▸ WHAT IS REQUIRED: Copy each line below containing "Кадастровый".

*** MATERIAL FOR THE TASK ***

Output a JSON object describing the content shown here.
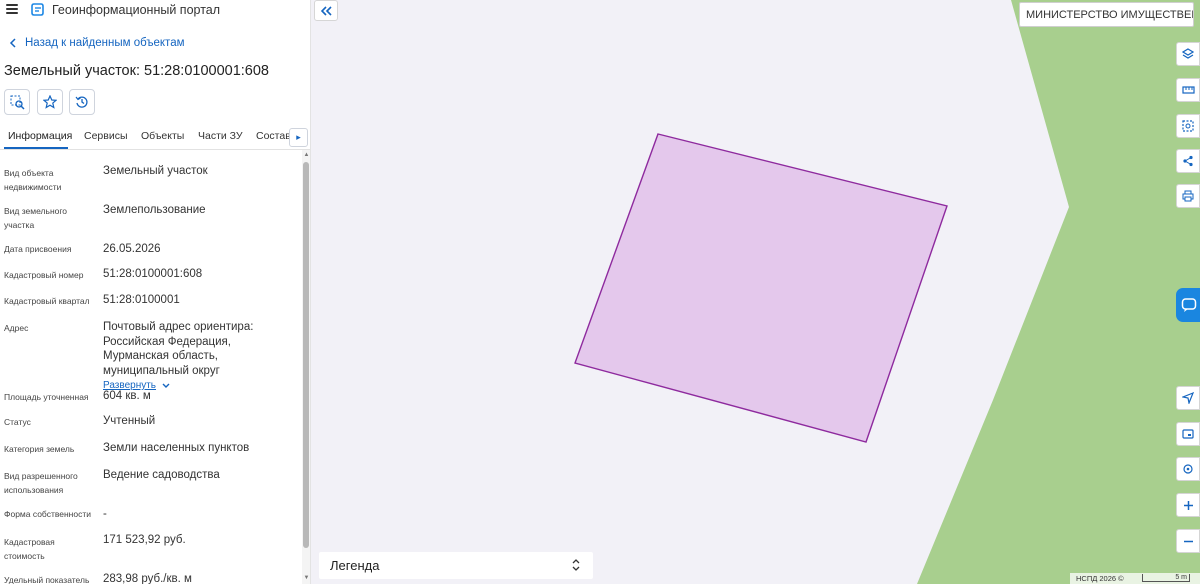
{
  "header": {
    "app_title": "Геоинформационный портал"
  },
  "nav": {
    "back_label": "Назад к найденным объектам"
  },
  "object": {
    "title": "Земельный участок: 51:28:0100001:608"
  },
  "tabs": [
    {
      "label": "Информация"
    },
    {
      "label": "Сервисы"
    },
    {
      "label": "Объекты"
    },
    {
      "label": "Части ЗУ"
    },
    {
      "label": "Состав"
    }
  ],
  "info": [
    {
      "label": "Вид объекта недвижимости",
      "value": "Земельный участок"
    },
    {
      "label": "Вид земельного участка",
      "value": "Землепользование"
    },
    {
      "label": "Дата присвоения",
      "value": "26.05.2026"
    },
    {
      "label": "Кадастровый номер",
      "value": "51:28:0100001:608"
    },
    {
      "label": "Кадастровый квартал",
      "value": "51:28:0100001"
    },
    {
      "label": "Адрес",
      "value": "Почтовый адрес ориентира: Российская Федерация, Мурманская область, муниципальный округ",
      "link": "Развернуть"
    },
    {
      "label": "Площадь уточненная",
      "value": "604 кв. м"
    },
    {
      "label": "Статус",
      "value": "Учтенный"
    },
    {
      "label": "Категория земель",
      "value": "Земли населенных пунктов"
    },
    {
      "label": "Вид разрешенного использования",
      "value": "Ведение садоводства"
    },
    {
      "label": "Форма собственности",
      "value": "-"
    },
    {
      "label": "Кадастровая стоимость",
      "value": "171 523,92 руб."
    },
    {
      "label": "Удельный показатель",
      "value": "283,98 руб./кв. м"
    }
  ],
  "map": {
    "org_select": "МИНИСТЕРСТВО ИМУЩЕСТВЕННЫХ",
    "legend_label": "Легенда",
    "credit": "НСПД 2026 ©",
    "scale_label": "5 m",
    "colors": {
      "green": "#a8cf8e",
      "parcel_fill": "#e4c8ec",
      "parcel_stroke": "#8e2a9e",
      "background": "#f2f1f7"
    }
  }
}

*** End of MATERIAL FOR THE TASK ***

▸ EXPECTED OUTPUT:
      "label": "Кадастровый номер",
      "label": "Кадастровый квартал",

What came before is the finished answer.